    • Initial Qualification: Determine if your property meets the criteria for laneway suites, either with the guidance of a planner or independently through the City of Toronto Building Dept.
    • Design Planning: Collaborate with an architect to outline the scope of your laneway suite project.
    • Boundary and Topographic Survey: Engage a surveyor to create a comprehensive “Boundary-Topo” survey, including buildings, topographic features, elevations, and a Grading Plan.
    • Final Architectural Drawings: Your architect will produce the final drawings based on the survey plan.
    • Permit Submission: Apply for permits on the City of Toronto website to gain approval for your laneway suite construction.
    • Construction Commencement: Your General Contractor (GC) can initiate construction once permits are approved.
    • Surveyor Construction Services: Your surveyor will mark the excavation and guide the GC in laying the foundation.
    • Final Survey: After construction, the surveyor prepares a final “as-built” survey, showcasing the property with the new laneway suite, along with a final grading certificate.
    • Final Inspection: The City conducts a final inspection to grant occupancy authorisation.

Requirements for Parking in Laneway Housing

Properties that include secondary suites are not obligated to meet any parking requirements for the secondary suite or the primary dwelling unit(s). This exemption applies uniformly across diverse property types, encompassing single-family homes, duplexes, triplexes, and fourplexes.
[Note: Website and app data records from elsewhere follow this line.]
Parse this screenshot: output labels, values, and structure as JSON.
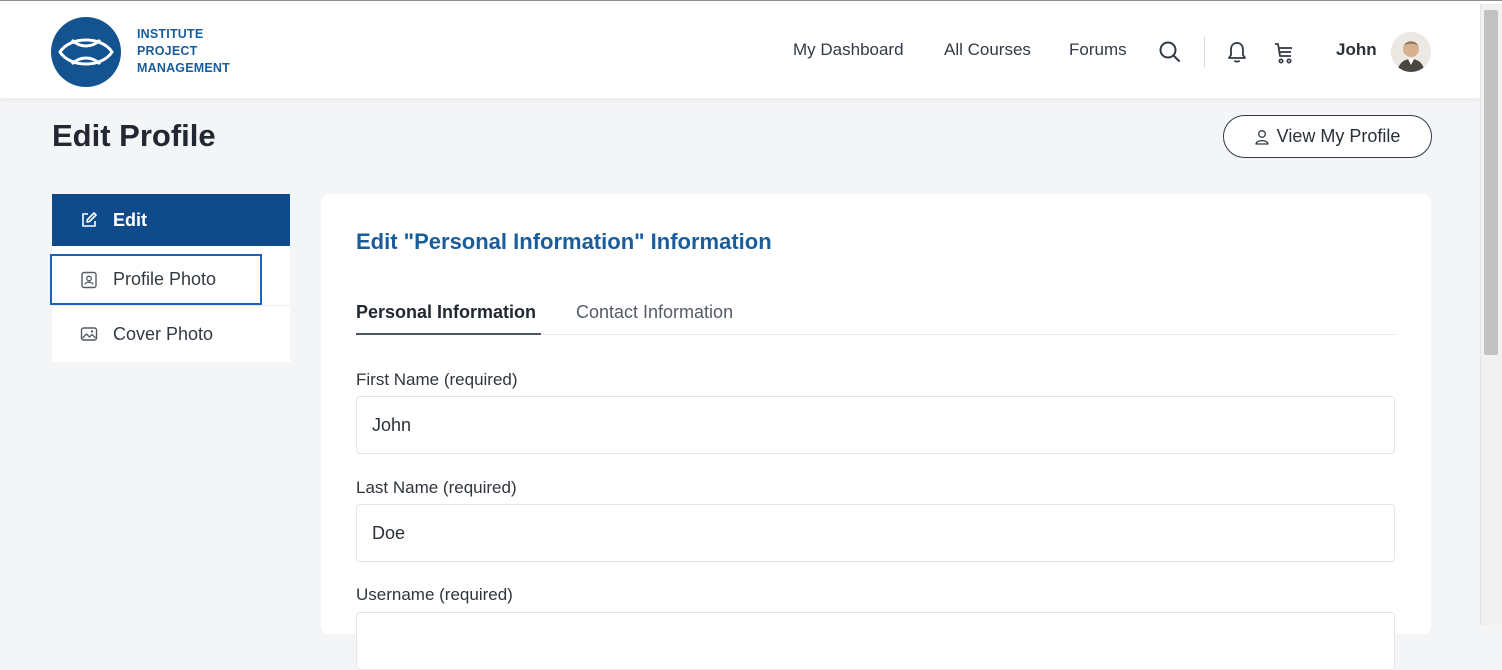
{
  "brand": {
    "logo_lines": [
      "INSTITUTE",
      "PROJECT",
      "MANAGEMENT"
    ],
    "color": "#1a5d9b"
  },
  "nav": {
    "links": [
      "My Dashboard",
      "All Courses",
      "Forums"
    ],
    "icons": [
      "search-icon",
      "bell-icon",
      "cart-icon"
    ],
    "user_name": "John"
  },
  "page": {
    "title": "Edit Profile",
    "view_profile_label": "View My Profile"
  },
  "sidebar": {
    "items": [
      {
        "label": "Edit",
        "icon": "edit-icon",
        "active": true
      },
      {
        "label": "Profile Photo",
        "icon": "profile-photo-icon",
        "active": false
      },
      {
        "label": "Cover Photo",
        "icon": "cover-photo-icon",
        "active": false
      }
    ]
  },
  "form": {
    "section_title": "Edit \"Personal Information\" Information",
    "tabs": [
      {
        "label": "Personal Information",
        "active": true
      },
      {
        "label": "Contact Information",
        "active": false
      }
    ],
    "fields": [
      {
        "label": "First Name (required)",
        "value": "John"
      },
      {
        "label": "Last Name (required)",
        "value": "Doe"
      },
      {
        "label": "Username (required)",
        "value": ""
      }
    ]
  },
  "colors": {
    "accent": "#0f4b8a",
    "heading": "#1a5d9b",
    "highlight_outline": "#1565c0"
  }
}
A secondary suite eliminates the need for specific parking provisions, simplifying considerations for property owners across various residential setups.

Additional Resources for Laneway Housing in Toronto

While the information above provides a general overview, seeking expert advice is highly recommended for Laneway Suites in Toronto.

Some additional resources include the following:

    • Laneway Housing Advisors
    • The Architect Builders Collaborative
    • Lanescape

Laneway housing can be intricate and diverse legally. For further queries about Laneway Housing or your building rights, consider contacting Square Yards for consultation.


Delving into the world of laneway housing in Toronto reveals a nuanced yet promising scenario. With a well-defined process and key considerations like rent control and zoning requirements, the city’s approach to laneway housing reflects a commitment to innovative urban solutions. Remember, while our guide provides valuable insights, consulting experts and utilising additional resources is crucial. Toronto’s hidden gems in its back alleys not only reshape urban life but also showcase the city’s adaptability in addressing contemporary housing needs. Whether it’s exploring architectural collaborations or seeking legal advice, the road to creating your laneway haven is an exciting venture worth navigating.

Frequently Asked Questions (FAQS)

Can I build a Laneway House on my property?

Building a laneway house on your property depends on various factors, including local regulations and zoning requirements. In Toronto, specific criteria such as the property's size, access to a public laneway, and adherence to zoning by-laws must be met.

How much does a laneway house cost in Toronto?

Building a laneway house in Toronto can vary widely based on factors like size, design, and construction materials. Costs can range from hundreds of thousands to over a million dollars on average.

Are laneway houses a good investment?

Laneway houses can be a good investment, offering potential rental income, increased property value, and flexibility in housing options. However, individual circumstances and local real estate dynamics play a significant role. It's best to conduct a thorough financial analysis.

What are the benefits of Laneway Homes?

Laneway homes offer diverse living options, addressing urban housing shortages, providing rental income, enhancing property value, and accommodating flexible living arrangements.

What is the difference between a Coach house and a laneway house?

While the terms are sometimes used interchangeably, there can be regional differences in their definitions. A coach house is historically associated with a secondary dwelling unit above a detached garage. In contrast, a laneway house is a self-contained dwelling facing a public laneway in the rear or side yard.